Meanwhile in Brownstown, two garden supply stores were open down the road from one another, one much larger than the other. Workers in both stores said they were open under the exception that allows agricultural suppliers to continue operating as an essential business – neither mentioned a waiver.
Everyone at Farmstead Flowers was required to wear a mask, the store even offered masks for $4.96. One woman, observed shopping at both locations, was wearing a face mask at Farmstead Flowers, but not while she was down the road at the smaller store.
Hurubie Meko | Staff Writer
East Lampeter Township
At Mill Creek Square on Lincoln Highway East, one store did take advantage – Bed Bath & Beyond began offering curbside pickup Friday of orders that are placed online.
Also on Lincoln Highway East, Tanger Outlets stayed shutdown; The Shops at Rockvale was almost entirely closed. Only Direct Tools Factory Outlet, deemed a life-sustaining business, is operating. It offers curbside pickup on weekends.
Tim Mekeel | Staff Writer
Lancaster city: ‘They need to take it day by day’
Lashanda Nunn said she doesn’t think the county should open yet.
"This virus is just too much and until something is done about the infections or a cure we need to remain in a lock-down,” Nunn, of Bever Street, said. “You open up and we are going to see more cases. Nobody is ready for it. I personally want my four children to be safe. I want to see my grandson grow up.”
Andrew Street resident Daniel Luciano said he doesn’t go anywhere other than to buy food.
“I don’t think we should open. For what? To see more people die from it? I don’t know when the right time to open will be … maybe we should wait another month and see what happens,” he said.
Letha Wright said politicians need to keep everything closed.
“They need to take it day by day,” the Green Street resident said. “Things might be nice and sunny today but the next day might bring a thunderstorm. We have to wait and see … there’s no need to open right now.”
Wright’s daughter, Sheila Wright, works at the Turkey Hill at Plum and Chestnut streets where an employee tested positive for the coronavirus earlier this year. She said there is no reason to reopen right now.
“There’s no need to be going out there infecting other people,” she said. “This is not about us. It’s about the older people. It’s about our parents. I don’t want to lose my parents to the virus so we do everything we can and listen to what the governor has asked us to do to stay safe.”
Tina Johnson, of Green Street, said it’s too early to reopen.

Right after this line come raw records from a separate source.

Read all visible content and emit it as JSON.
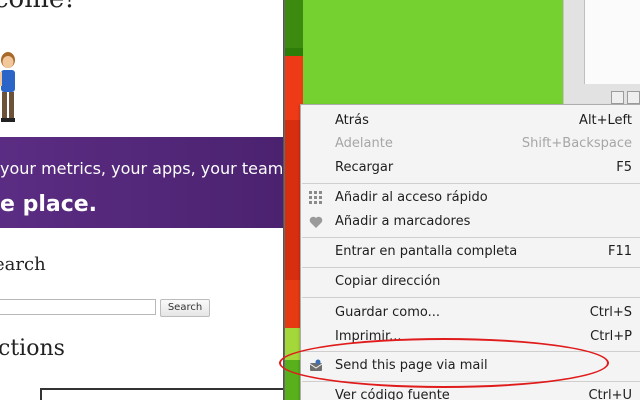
{
  "left_page": {
    "welcome_text": "come!",
    "banner_tagline": "your metrics, your apps, your team",
    "banner_bold": "e place.",
    "search_title": "earch",
    "search_button": "Search",
    "sections_title": "ctions"
  },
  "context_menu": {
    "items": [
      {
        "label": "Atrás",
        "shortcut": "Alt+Left",
        "disabled": false
      },
      {
        "label": "Adelante",
        "shortcut": "Shift+Backspace",
        "disabled": true
      },
      {
        "label": "Recargar",
        "shortcut": "F5",
        "disabled": false
      },
      {
        "label": "Añadir al acceso rápido",
        "shortcut": "",
        "icon": "speed-dial-grid-icon"
      },
      {
        "label": "Añadir a marcadores",
        "shortcut": "",
        "icon": "heart-icon"
      },
      {
        "label": "Entrar en pantalla completa",
        "shortcut": "F11"
      },
      {
        "label": "Copiar dirección",
        "shortcut": ""
      },
      {
        "label": "Guardar como...",
        "shortcut": "Ctrl+S"
      },
      {
        "label": "Imprimir...",
        "shortcut": "Ctrl+P"
      },
      {
        "label": "Send this page via mail",
        "shortcut": "",
        "icon": "mail-extension-icon"
      },
      {
        "label": "Ver código fuente",
        "shortcut": "Ctrl+U"
      }
    ]
  },
  "colors": {
    "banner": "#5b2c83",
    "highlight_ellipse": "#e01b1b",
    "green_pane": "#74d12f"
  }
}
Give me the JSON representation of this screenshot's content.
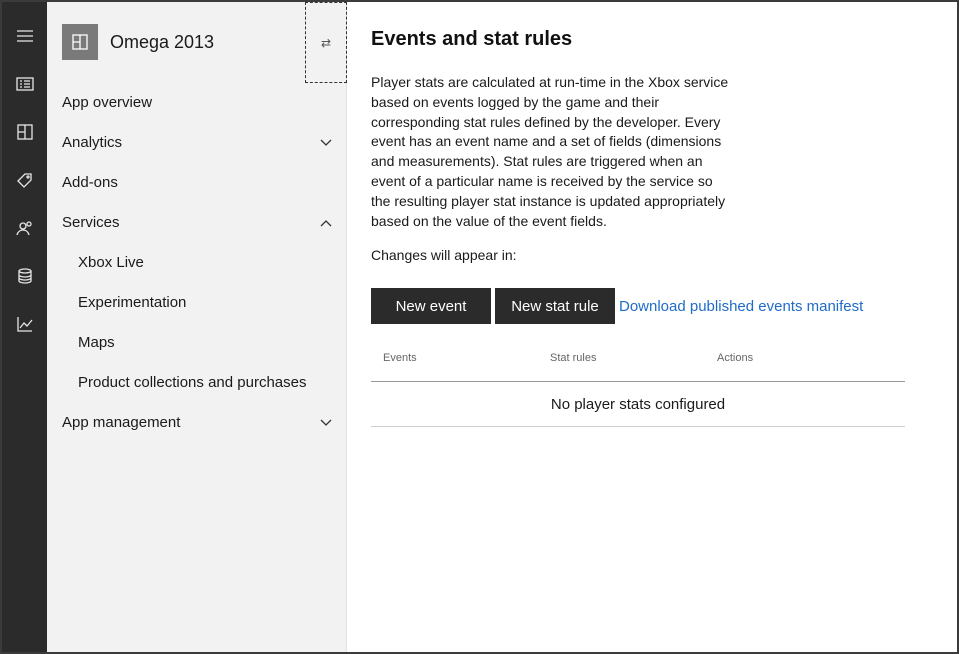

“The situation is too risky,” Johnson said. “Wait until we know for sure that there are no more infections, until people are no longer being hospitalized, or until we can actually go out and eat at restaurants safely without distancing and other precautions. We want to be safe.”
Jessica Puryear said “Don’t do it. Don’t open Lancaster.”
The Orange Street resident said reopening shouldn’t happen until we are sure there are no risks.
“I have kids and I’ve heard they want to open the schools, but what if your kids bring the virus home? How about the nursing homes? Those folks don’t usually go out so that means someone brought it in to them,” she said. “Let’s wait until we know we will be ok and safe.”
Enelly Betancourt | La Voz Lancaster
Mount Joy to Manor Township
Traffic on Route 30 east seemed back to regular volume Friday morning, but the restaurants surrounding the area were still operating on lockdown protocol.
Mohamed Sheasha, the owner of Centerville Diner in Manor Township, was sitting alone in his diner, taking orders on the phone.
“I don’t think it’s a good idea,” he said, regarding opening his restaurant up to dine-in customers.
He said he’s waiting for the green – or yellow – from Gov. Tom Wolf, in fear that if he opened to diners too early, he could lose his license.
It was much the same at other spots across the western side of the county, too.
Chain restaurants in plazas from Manor Township to Mount Joy continued their drive-thru or carry-out options.
And locally-owned places like Papa’s Pizza in Mount Joy only allow customers to come in to place orders, pay or pick up their meals, shielded with plexiglass in front of the register.
Ty Lohr | Digital Staff